> _Exercise aim_
With no addition or omission, return the entries below.

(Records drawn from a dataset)
══════════

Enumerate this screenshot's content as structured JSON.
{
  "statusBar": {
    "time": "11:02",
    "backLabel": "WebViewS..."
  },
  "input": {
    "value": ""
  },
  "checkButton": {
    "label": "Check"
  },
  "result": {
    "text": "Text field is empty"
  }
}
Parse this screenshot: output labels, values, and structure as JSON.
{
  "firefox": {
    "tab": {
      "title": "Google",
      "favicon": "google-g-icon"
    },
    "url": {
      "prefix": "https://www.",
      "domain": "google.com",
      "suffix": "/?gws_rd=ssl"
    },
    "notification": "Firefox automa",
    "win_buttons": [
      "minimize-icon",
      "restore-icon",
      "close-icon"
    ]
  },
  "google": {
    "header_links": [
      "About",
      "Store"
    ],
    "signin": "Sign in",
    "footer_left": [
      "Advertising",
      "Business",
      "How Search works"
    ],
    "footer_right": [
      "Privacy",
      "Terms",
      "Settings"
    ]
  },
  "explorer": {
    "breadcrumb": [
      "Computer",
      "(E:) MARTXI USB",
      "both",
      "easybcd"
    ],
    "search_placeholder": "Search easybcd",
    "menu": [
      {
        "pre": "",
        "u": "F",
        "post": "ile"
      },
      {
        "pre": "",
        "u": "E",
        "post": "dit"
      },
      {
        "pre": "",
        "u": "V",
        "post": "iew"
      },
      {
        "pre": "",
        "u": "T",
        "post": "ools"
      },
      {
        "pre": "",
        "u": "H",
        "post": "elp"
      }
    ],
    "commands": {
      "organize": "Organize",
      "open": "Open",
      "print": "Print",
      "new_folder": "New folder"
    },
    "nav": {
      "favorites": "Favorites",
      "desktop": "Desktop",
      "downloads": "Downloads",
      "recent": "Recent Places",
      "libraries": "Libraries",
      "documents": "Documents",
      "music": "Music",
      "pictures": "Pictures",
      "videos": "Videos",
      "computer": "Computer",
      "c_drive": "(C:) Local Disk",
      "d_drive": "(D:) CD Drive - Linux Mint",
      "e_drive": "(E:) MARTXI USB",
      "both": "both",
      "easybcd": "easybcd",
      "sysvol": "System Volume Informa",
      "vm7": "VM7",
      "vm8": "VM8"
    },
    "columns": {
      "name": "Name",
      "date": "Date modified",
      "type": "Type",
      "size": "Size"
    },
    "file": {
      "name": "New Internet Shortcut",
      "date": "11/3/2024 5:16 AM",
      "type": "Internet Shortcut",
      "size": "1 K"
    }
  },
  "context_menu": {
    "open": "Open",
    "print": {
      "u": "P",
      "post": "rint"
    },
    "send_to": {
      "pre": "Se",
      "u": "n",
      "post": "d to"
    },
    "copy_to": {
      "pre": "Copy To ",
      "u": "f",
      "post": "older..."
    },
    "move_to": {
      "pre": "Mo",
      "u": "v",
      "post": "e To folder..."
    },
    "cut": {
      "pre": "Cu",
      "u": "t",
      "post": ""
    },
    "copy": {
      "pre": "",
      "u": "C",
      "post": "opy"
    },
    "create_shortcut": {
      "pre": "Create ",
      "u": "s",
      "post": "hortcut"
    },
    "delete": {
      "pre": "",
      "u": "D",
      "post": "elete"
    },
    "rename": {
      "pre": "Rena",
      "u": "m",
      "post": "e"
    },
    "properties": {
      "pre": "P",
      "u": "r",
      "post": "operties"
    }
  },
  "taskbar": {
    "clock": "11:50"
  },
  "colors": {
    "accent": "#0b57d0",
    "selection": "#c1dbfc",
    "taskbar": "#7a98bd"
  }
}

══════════

> _Output_
Enumerate this screenshot's content as structured JSON.
{
  "statusBar": {
    "time": "11:02",
    "backLabel": "WebViewS..."
  },
  "input": {
    "value": ""
  },
  "checkButton": {
    "label": "Check"
  },
  "result": {
    "text": "Text field is empty"
  }
}
Parse this screenshot: output labels, values, and structure as JSON.
{
  "firefox": {
    "tab": {
      "title": "Google",
      "favicon": "google-g-icon"
    },
    "url": {
      "prefix": "https://www.",
      "domain": "google.com",
      "suffix": "/?gws_rd=ssl"
    },
    "notification": "Firefox automa",
    "win_buttons": [
      "minimize-icon",
      "restore-icon",
      "close-icon"
    ]
  },
  "google": {
    "header_links": [
      "About",
      "Store"
    ],
    "signin": "Sign in",
    "footer_left": [
      "Advertising",
      "Business",
      "How Search works"
    ],
    "footer_right": [
      "Privacy",
      "Terms",
      "Settings"
    ]
  },
  "explorer": {
    "breadcrumb": [
      "Computer",
      "(E:) MARTXI USB",
      "both",
      "easybcd"
    ],
    "search_placeholder": "Search easybcd",
    "menu": [
      {
        "pre": "",
        "u": "F",
        "post": "ile"
      },
      {
        "pre": "",
        "u": "E",
        "post": "dit"
      },
      {
        "pre": "",
        "u": "V",
        "post": "iew"
      },
      {
        "pre": "",
        "u": "T",
        "post": "ools"
      },
      {
        "pre": "",
        "u": "H",
        "post": "elp"
      }
    ],
    "commands": {
      "organize": "Organize",
      "open": "Open",
      "print": "Print",
      "new_folder": "New folder"
    },
    "nav": {
      "favorites": "Favorites",
      "desktop": "Desktop",
      "downloads": "Downloads",
      "recent": "Recent Places",
      "libraries": "Libraries",
      "documents": "Documents",
      "music": "Music",
      "pictures": "Pictures",
      "videos": "Videos",
      "computer": "Computer",
      "c_drive": "(C:) Local Disk",
      "d_drive": "(D:) CD Drive - Linux Mint",
      "e_drive": "(E:) MARTXI USB",
      "both": "both",
      "easybcd": "easybcd",
      "sysvol": "System Volume Informa",
      "vm7": "VM7",
      "vm8": "VM8"
    },
    "columns": {
      "name": "Name",
      "date": "Date modified",
      "type": "Type",
      "size": "Size"
    },
    "file": {
      "name": "New Internet Shortcut",
      "date": "11/3/2024 5:16 AM",
      "type": "Internet Shortcut",
      "size": "1 K"
    }
  },
  "context_menu": {
    "open": "Open",
    "print": {
      "u": "P",
      "post": "rint"
    },
    "send_to": {
      "pre": "Se",
      "u": "n",
      "post": "d to"
    },
    "copy_to": {
      "pre": "Copy To ",
      "u": "f",
      "post": "older..."
    },
    "move_to": {
      "pre": "Mo",
      "u": "v",
      "post": "e To folder..."
    },
    "cut": {
      "pre": "Cu",
      "u": "t",
      "post": ""
    },
    "copy": {
      "pre": "",
      "u": "C",
      "post": "opy"
    },
    "create_shortcut": {
      "pre": "Create ",
      "u": "s",
      "post": "hortcut"
    },
    "delete": {
      "pre": "",
      "u": "D",
      "post": "elete"
    },
    "rename": {
      "pre": "Rena",
      "u": "m",
      "post": "e"
    },
    "properties": {
      "pre": "P",
      "u": "r",
      "post": "operties"
    }
  },
  "taskbar": {
    "clock": "11:50"
  },
  "colors": {
    "accent": "#0b57d0",
    "selection": "#c1dbfc",
    "taskbar": "#7a98bd"
  }
}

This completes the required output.